Breastfeeding is hard work. Whether it’s getting your little one to latch on or trying to boost your milk supply—or you’re exclusively breast pumping like I did—what’s so good for us can also be difficult.
But here’s another reason to keep breastfeeding if you can: There are more benefits for your health, not to mention that of your baby.
A new study found that breastfeeding for six months or longer cuts your risk in half for developing type 2 diabetes during your childbearing years. Compared to those who didn’t breastfeed, women who breastfed for at least six months had a 47 percent reduction in their chances of developing type 2 diabetes. Those who breastfed for under six months had a 25 percent lower risk. The study was on just over 1,200 women.
Want to make it to that six-month mark? Be prepared to work hard and encounter obstacles. But stick to your goals and adjust them as needed.
“I believe women struggle to breastfeed past six months and beyond for multiple reasons,” said Laura Sarantinoudis-Jones, an international board-certified lactation consultant (IBCLC) with Lucky Baby Lactation in New Jersey. (Full disclosure: She was my lactation consultant, and I love her approach because she encourages women to work toward their own feeding goals—whatever they are. That’s why I thought she’d be a great source to comment here.)
Here are a few obstacles that make it tough to keep going—and ways to overcome them so you can get in on all the great advantages of breastfeeding.
You’ve gotta work.
Many mamas start out breastfeeding by way of nursing, pumping or supplementing—or a combination of those. But when maternity leave runs out and you can’t be there to nurse the baby on demand, you’re left with relying on the pump or turning to formula. “One of the biggest issues is that women are forced to return to work too soon,” Sarantinoudis-Jones said. “Mothers are not provided the time to pump, they feel negative feedback from coworkers for taking pumping breaks, or there is too much work to take the time to pump.” If you can nurse on the off-hours and use the pump to ensure baby gets breastmilk, that can help you keep lactating. Don’t forget it’s okay to supplement with formula, but that doesn’t mean you have to stop giving the baby breastmilk all together. Do what you can, she advised.

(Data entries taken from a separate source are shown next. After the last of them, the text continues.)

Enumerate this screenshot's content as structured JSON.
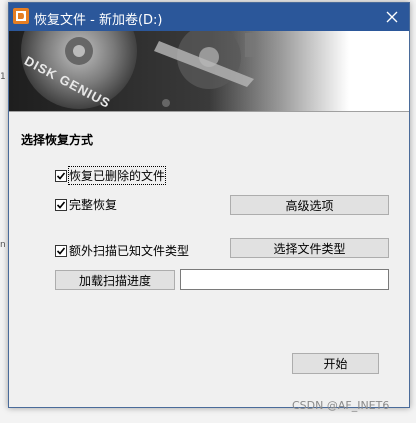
{
  "window": {
    "title": "恢复文件 - 新加卷(D:)"
  },
  "banner": {
    "brand_text": "DISK GENIUS"
  },
  "section": {
    "title": "选择恢复方式"
  },
  "options": [
    {
      "label": "恢复已删除的文件",
      "checked": true
    },
    {
      "label": "完整恢复",
      "checked": true
    },
    {
      "label": "额外扫描已知文件类型",
      "checked": true
    }
  ],
  "buttons": {
    "advanced": "高级选项",
    "select_types": "选择文件类型",
    "load_progress": "加载扫描进度",
    "start": "开始"
  },
  "progress_path": {
    "value": ""
  },
  "watermark": "CSDN @AF_INET6",
  "colors": {
    "titlebar": "#2b579a",
    "icon": "#e67e22"
  }
}
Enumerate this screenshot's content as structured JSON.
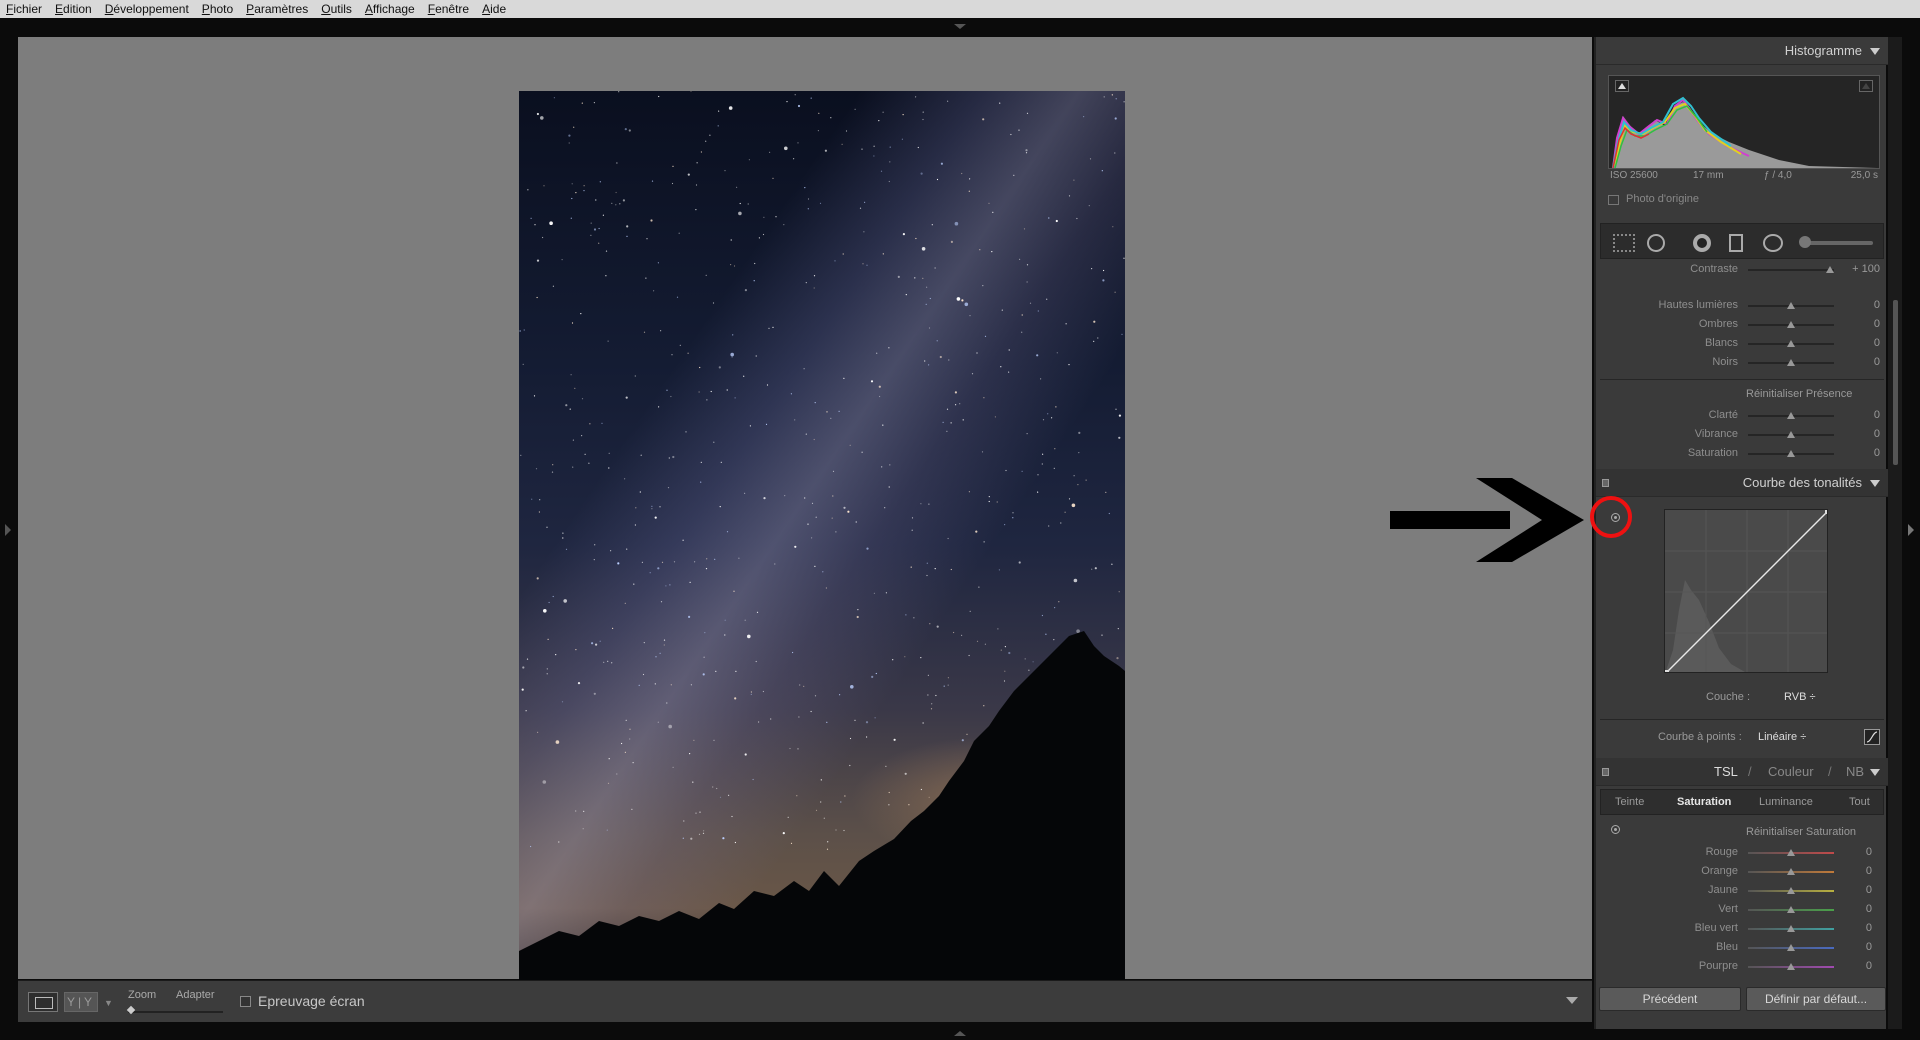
{
  "menu": [
    "Fichier",
    "Edition",
    "Développement",
    "Photo",
    "Paramètres",
    "Outils",
    "Affichage",
    "Fenêtre",
    "Aide"
  ],
  "toolbar": {
    "view_letters": "Y|Y",
    "zoom_label": "Zoom",
    "fit_label": "Adapter",
    "proof_label": "Epreuvage écran"
  },
  "histogram": {
    "title": "Histogramme",
    "iso": "ISO 25600",
    "focal": "17 mm",
    "aperture": "ƒ / 4,0",
    "shutter": "25,0 s",
    "original_label": "Photo d'origine"
  },
  "basic": {
    "contrast": {
      "label": "Contraste",
      "value": "+ 100",
      "level": 0.95
    },
    "tone": [
      {
        "label": "Hautes lumières",
        "value": "0",
        "level": 0.5
      },
      {
        "label": "Ombres",
        "value": "0",
        "level": 0.5
      },
      {
        "label": "Blancs",
        "value": "0",
        "level": 0.5
      },
      {
        "label": "Noirs",
        "value": "0",
        "level": 0.5
      }
    ],
    "presence_reset": "Réinitialiser Présence",
    "presence": [
      {
        "label": "Clarté",
        "value": "0",
        "level": 0.5
      },
      {
        "label": "Vibrance",
        "value": "0",
        "level": 0.5
      },
      {
        "label": "Saturation",
        "value": "0",
        "level": 0.5
      }
    ]
  },
  "tone_curve": {
    "title": "Courbe des tonalités",
    "channel_label": "Couche :",
    "channel_value": "RVB ÷",
    "point_curve_label": "Courbe à points :",
    "point_curve_value": "Linéaire ÷"
  },
  "hsl": {
    "tab_hsl": "TSL",
    "sep1": "/",
    "tab_color": "Couleur",
    "sep2": "/",
    "tab_bw": "NB",
    "subtabs": [
      "Teinte",
      "Saturation",
      "Luminance",
      "Tout"
    ],
    "reset": "Réinitialiser Saturation",
    "colors": [
      {
        "label": "Rouge",
        "value": "0",
        "color": "#c04a4a",
        "level": 0.5
      },
      {
        "label": "Orange",
        "value": "0",
        "color": "#c07a3a",
        "level": 0.5
      },
      {
        "label": "Jaune",
        "value": "0",
        "color": "#b8b040",
        "level": 0.5
      },
      {
        "label": "Vert",
        "value": "0",
        "color": "#4aa04a",
        "level": 0.5
      },
      {
        "label": "Bleu vert",
        "value": "0",
        "color": "#40a0a0",
        "level": 0.5
      },
      {
        "label": "Bleu",
        "value": "0",
        "color": "#4a6ac0",
        "level": 0.5
      },
      {
        "label": "Pourpre",
        "value": "0",
        "color": "#a04ab0",
        "level": 0.5
      }
    ]
  },
  "buttons": {
    "previous": "Précédent",
    "default": "Définir par défaut..."
  },
  "colors": {
    "annotation_red": "#e11111",
    "canvas_gray": "#7d7d7d"
  }
}
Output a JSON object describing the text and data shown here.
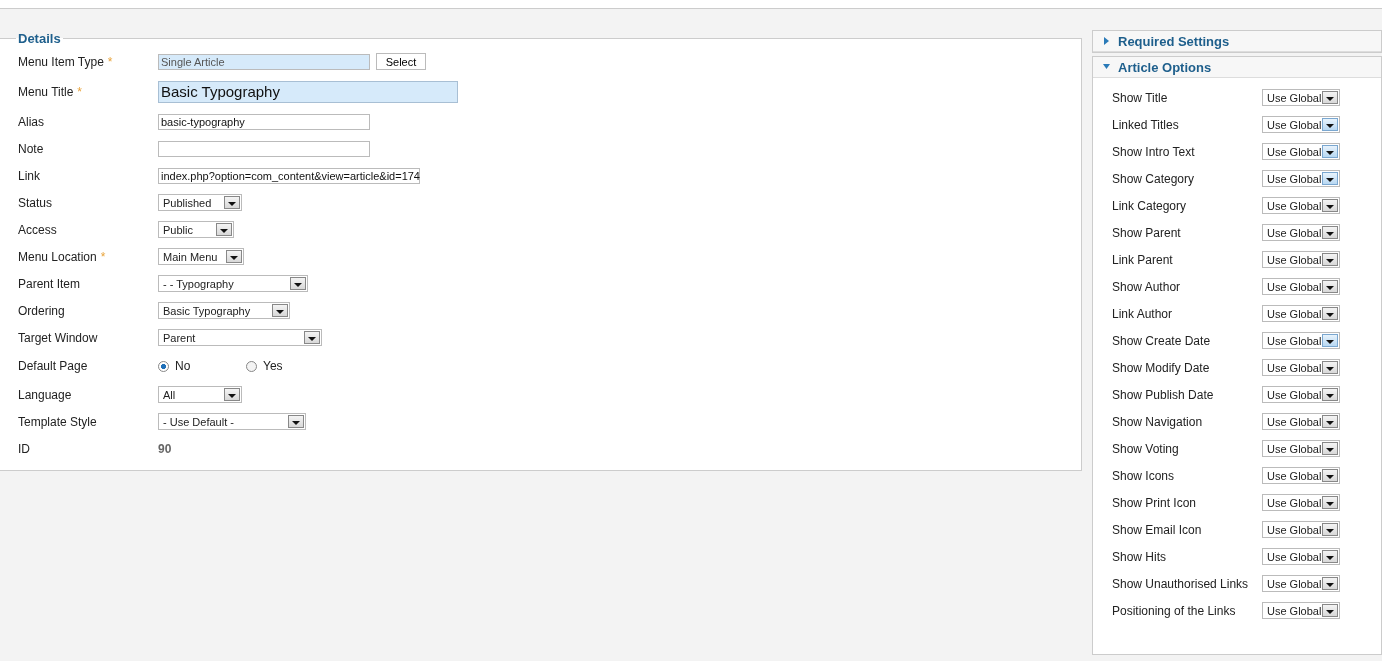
{
  "details": {
    "legend": "Details",
    "fields": [
      {
        "kind": "type",
        "label": "Menu Item Type",
        "marker": "*",
        "value": "Single Article",
        "button": "Select"
      },
      {
        "kind": "title",
        "label": "Menu Title",
        "marker": "*",
        "value": "Basic Typography"
      },
      {
        "kind": "text",
        "label": "Alias",
        "value": "basic-typography"
      },
      {
        "kind": "text",
        "label": "Note"
      },
      {
        "kind": "link",
        "label": "Link",
        "value": "index.php?option=com_content&view=article&id=174"
      },
      {
        "kind": "select",
        "label": "Status",
        "value": "Published"
      },
      {
        "kind": "select",
        "label": "Access",
        "value": "Public"
      },
      {
        "kind": "select",
        "label": "Menu Location",
        "marker": "*",
        "value": "Main Menu"
      },
      {
        "kind": "select",
        "label": "Parent Item",
        "value": "- - Typography"
      },
      {
        "kind": "select",
        "label": "Ordering",
        "value": "Basic Typography"
      },
      {
        "kind": "select",
        "label": "Target Window",
        "value": "Parent"
      },
      {
        "kind": "radio",
        "label": "Default Page",
        "options": [
          {
            "label": "No",
            "selected": true
          },
          {
            "label": "Yes",
            "selected": false
          }
        ]
      },
      {
        "kind": "select",
        "label": "Language",
        "value": "All"
      },
      {
        "kind": "select",
        "label": "Template Style",
        "value": "- Use Default -"
      },
      {
        "kind": "static",
        "label": "ID",
        "value": "90"
      }
    ]
  },
  "sections": [
    {
      "title": "Required Settings",
      "expanded": false
    },
    {
      "title": "Article Options",
      "expanded": true,
      "options": [
        {
          "label": "Show Title",
          "value": "Use Global",
          "hovered": false
        },
        {
          "label": "Linked Titles",
          "value": "Use Global",
          "hovered": true
        },
        {
          "label": "Show Intro Text",
          "value": "Use Global",
          "hovered": true
        },
        {
          "label": "Show Category",
          "value": "Use Global",
          "hovered": true
        },
        {
          "label": "Link Category",
          "value": "Use Global",
          "hovered": false
        },
        {
          "label": "Show Parent",
          "value": "Use Global",
          "hovered": false
        },
        {
          "label": "Link Parent",
          "value": "Use Global",
          "hovered": false
        },
        {
          "label": "Show Author",
          "value": "Use Global",
          "hovered": false
        },
        {
          "label": "Link Author",
          "value": "Use Global",
          "hovered": false
        },
        {
          "label": "Show Create Date",
          "value": "Use Global",
          "hovered": true
        },
        {
          "label": "Show Modify Date",
          "value": "Use Global",
          "hovered": false
        },
        {
          "label": "Show Publish Date",
          "value": "Use Global",
          "hovered": false
        },
        {
          "label": "Show Navigation",
          "value": "Use Global",
          "hovered": false
        },
        {
          "label": "Show Voting",
          "value": "Use Global",
          "hovered": false
        },
        {
          "label": "Show Icons",
          "value": "Use Global",
          "hovered": false
        },
        {
          "label": "Show Print Icon",
          "value": "Use Global",
          "hovered": false
        },
        {
          "label": "Show Email Icon",
          "value": "Use Global",
          "hovered": false
        },
        {
          "label": "Show Hits",
          "value": "Use Global",
          "hovered": false
        },
        {
          "label": "Show Unauthorised Links",
          "value": "Use Global",
          "hovered": false
        },
        {
          "label": "Positioning of the Links",
          "value": "Use Global",
          "hovered": false
        }
      ]
    }
  ]
}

The pump is killin’ your supply.
The pump can be a life-saver, or a complete pain in the…boob. Not only can it be painful, but it does not provide suction as good as your baby. “Often since moms have the stimulation from the pump and not the baby, it has a negative effect on their supply,” Sarantinoudis-Jones said. But if the pump is the only thing keeping your supply going, let it. There are also supplements and foods you can eat to boost your supply.
You’re listening to the naysayers.
Sarantinoudis-Jones said some caregivers can overfeed infants and insinuate that a mother isn’t making enough breastmilk. Your pediatrician may claim that breastmilk loses nutritional value as the baby gets older, but that’s not true either, she adds. When that gets into your head, you may be tempted to give up. Give the baby as much breastmilk as you can—there are benefits even if he or she isn’t drinking your milk exclusively. Supplementing isn’t bad, but Sarantinoudis-Jones said that many moms are told to rely on supplementing and therefore do not take measures to protect their supply. If you can’t give your baby breastmilk exclusively, it’s perfectly fine to supplement—just do what it takes to keep your supply up.
Of course these aren’t the only challenges that can keep women from breastfeeding for the duration they want to. Whatever kinds of challenges you face, there are resources to help you.
“In order for moms to be successful, support is essential,” said Sarantinoudis-Jones.
Check with your insurer, which may cover visits with a lactation consultant. There are also local groups that can provide great tips to help you keep your supply flowing, your body feeling good and your baby growing.